Across the mural are garment workers huddled and dejected in miserable shops, others working by gaslight at home deep into night. Banners behind them, partly obscured, proclaim workers’ rights and Union hopes. To the left blazes the Triangle Shirtwaist Factory fire, with burnt, broken young women dead on the sidewalks below. Yet in the foreground, even amid such misery, are the figures of Lillian Ward (founder of the Henry Street Settlement) and Al Smith — who from the South Street fish markets became our assemblyman, then governor. The mural’s images are legendary to all of us. The allegorical figures of Greed and another of Enlightenment are as large as Titans. And we remain quiet beneath this aura, the events and the scale, our eyes always seeing more.

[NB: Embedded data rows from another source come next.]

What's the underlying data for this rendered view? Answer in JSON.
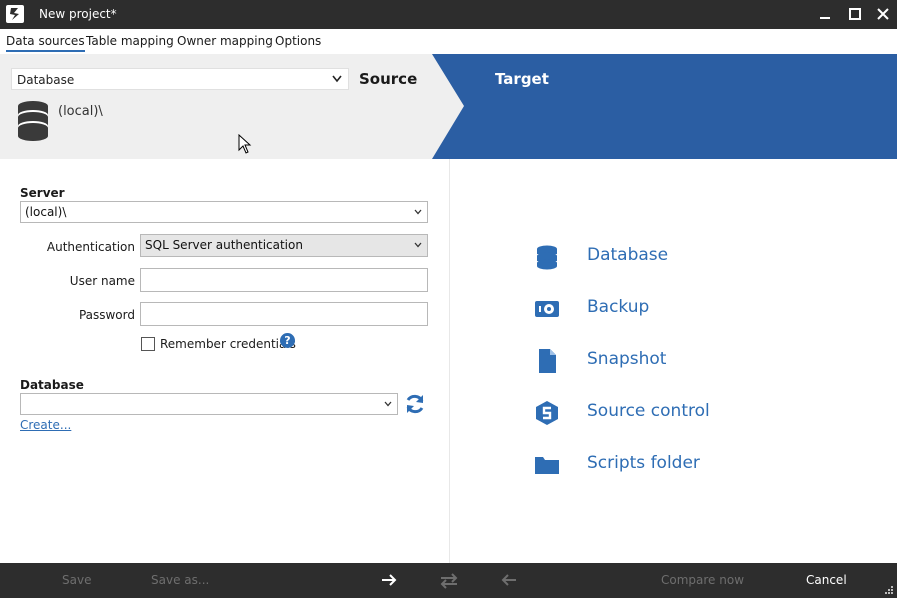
{
  "window": {
    "title": "New project*"
  },
  "tabs": [
    {
      "label": "Data sources",
      "active": true
    },
    {
      "label": "Table mapping",
      "active": false
    },
    {
      "label": "Owner mapping",
      "active": false
    },
    {
      "label": "Options",
      "active": false
    }
  ],
  "source": {
    "type_selected": "Database",
    "heading": "Source",
    "server_display": "(local)\\"
  },
  "target": {
    "heading": "Target",
    "options": [
      {
        "label": "Database",
        "icon": "database-icon"
      },
      {
        "label": "Backup",
        "icon": "backup-icon"
      },
      {
        "label": "Snapshot",
        "icon": "snapshot-icon"
      },
      {
        "label": "Source control",
        "icon": "source-control-icon"
      },
      {
        "label": "Scripts folder",
        "icon": "folder-icon"
      }
    ]
  },
  "form": {
    "server_label": "Server",
    "server_value": "(local)\\",
    "auth_label": "Authentication",
    "auth_value": "SQL Server authentication",
    "username_label": "User name",
    "username_value": "",
    "password_label": "Password",
    "password_value": "",
    "remember_label": "Remember credentials",
    "remember_checked": false,
    "help_glyph": "?",
    "database_label": "Database",
    "database_value": "",
    "create_link": "Create..."
  },
  "footer": {
    "save": "Save",
    "save_as": "Save as...",
    "compare_now": "Compare now",
    "cancel": "Cancel"
  },
  "colors": {
    "accent": "#2e6db4",
    "target_band": "#2b5ea3",
    "titlebar": "#2d2d2d",
    "header_bg": "#efefef"
  }
}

The second panel opposite is “Harmony and Achievement” — as large and imposing as the other. But in this mural, the workers appear comfortable and content. They are well-dressed and healthy as they perform their labor, while five inserted panels reveal the five trades used in the industry and once taught in this school: the shoemakers, the furriers, milliners, the garment workers. Displayed among them, the tools of each trade.
To the left, images of worker healthcare — doctors and nurses, x-rays and check-ups. To the right, an audience watches the scene “Sunday in the Park” from the ILGWU revue “Pins and Needles” (the 1937 Broadway hit musical about the labor unions that ran for over a thousand performances):
“Sing me of wars and sing me of breadlines,
Tell me of front-page news.
Sing me of strikes and last minute headlines.
Dress your observation in syncopation.
Sing me a song with social significance.
There’s nothing else that will do.
It must get hot with what is what,
Or I won’t love you.”
In the center foreground of the mural, seated at a table, is President Roosevelt — with Mayor LaGuardia seated to his left. Max Meyer, Chairman Max Meyer now, stands behind them with others, including a self-portrait of Ernest holding his pallet and this imaginary moment forever.
When Ernest Fiene painted these concrete walls (and later married Alicia Wiencek, his young assistant on this job), women attended this school to learn the garment industry. A vocational school in the 1960s, a Regents Diploma high school now and known as the High School of Fashion Industries, the focus here is on fashion design — and I wondered a little cynically if any of these students now know anything of this epic story surrounding them. In time, some of those students entered the auditorium, high school fashion students — all of them stylish, confident, chewing gum and every one of them wearing earphones.
“Do you students know about this?” I asked a distracted girl walking by.
“ ’cuse me,” she said removing one earphone.
“These,” I said, gesturing first to one mural, then the other, “do you know about these?”
“Of course,” she said lightly, placed the earphone back in place and moved on.” When you know your history,” she smiled at the mural while strolling down the aisle, “then you know where you’re comin’ from.”